Most smokers do not get pleasure from their habit, nearly 7 out of 10 said they want to quit completely. But the addiction is strong and the habit is powerful, and it can take a long time to quit. The CDC suggests 8 to 11 attempts, the American Cancer Society believes 8 to 10. A new study by researchers at the University of Toronto suggests it’s more likely it’ll take a smoker 30 attempts or more to go a full year without any cigarettes.
“Smoking cessation is a difficult and complex process, and smokers use many methods and approaches to achieve cessation,” the recent study begins. “Knowing how many quit attempts it takes an average smoker to quit is important as it can frame different narratives about the quitting process.”
That’s a strict definition. Anyone who’s tried to quit smoking knows there is often a stumble here and there, such as having one at a party or during the midst of a particularly stressful day. There have been studies that suggest nicotine is as addictive as heroin, cocaine, or alcohol. Because of that, attempts to quit are often unsuccessful because of withdrawal, stress, and weight gain.

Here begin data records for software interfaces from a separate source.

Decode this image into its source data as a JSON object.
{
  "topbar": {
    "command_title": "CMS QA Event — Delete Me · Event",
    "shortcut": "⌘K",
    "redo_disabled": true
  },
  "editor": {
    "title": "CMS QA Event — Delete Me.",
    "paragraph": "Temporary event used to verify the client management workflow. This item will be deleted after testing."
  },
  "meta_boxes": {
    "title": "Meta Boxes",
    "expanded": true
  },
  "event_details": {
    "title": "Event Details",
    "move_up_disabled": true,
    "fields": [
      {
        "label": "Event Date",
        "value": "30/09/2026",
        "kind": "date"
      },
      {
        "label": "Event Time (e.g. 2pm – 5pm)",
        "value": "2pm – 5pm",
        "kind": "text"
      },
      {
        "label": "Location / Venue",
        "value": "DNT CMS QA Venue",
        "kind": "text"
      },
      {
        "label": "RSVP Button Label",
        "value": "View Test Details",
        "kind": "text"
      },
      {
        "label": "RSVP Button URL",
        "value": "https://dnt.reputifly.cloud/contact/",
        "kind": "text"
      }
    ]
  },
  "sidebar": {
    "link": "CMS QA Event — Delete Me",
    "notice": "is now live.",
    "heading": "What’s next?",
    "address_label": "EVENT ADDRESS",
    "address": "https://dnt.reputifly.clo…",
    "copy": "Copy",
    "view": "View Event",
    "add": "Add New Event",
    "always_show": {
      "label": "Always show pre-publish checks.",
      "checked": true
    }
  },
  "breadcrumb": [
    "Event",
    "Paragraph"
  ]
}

It also takes some trial and error to find out which method works best for a person, whether it’s quitting “cold turkey” or using a nicotine replacement therapy like gum or patches. So, researchers calculate, it takes a person a realistic 30 attempts to quit smoking, the number of attempts nearly three times higher for daily smokers compared to the occasional smoker.
most smokers only know to treat the addiction to nicotine, not the long last behavioral dependency
Letting smokers know how many times it takes to quit could be a double-edged sword and may not be helpful, the researchers noted. “It may be that some smokers may be discouraged by hearing how difficult it can be to quit smoking,” the study states. Then again, it may make for an interesting statistic for cigarette packs.
Since most smokers start in adolescence with an average attempt to quit each year, the average smoker can expect to quit in their late 40s or early 50s, which is when most people finally quit smoking. While many people could stay away from cigarettes after a year, about a third will experience some kind of relapse. The habit is often a powerful draw.
The habit is a powerful force, and most smokers only know to treat the addiction to nicotine, not the long last behavioral dependency. Smokers return to the habit months later, when the addiction to nicotine is long past, but the same triggers to smoke are still present. The other smokers, stress, and cues to smoke remain, and are a constant reminder.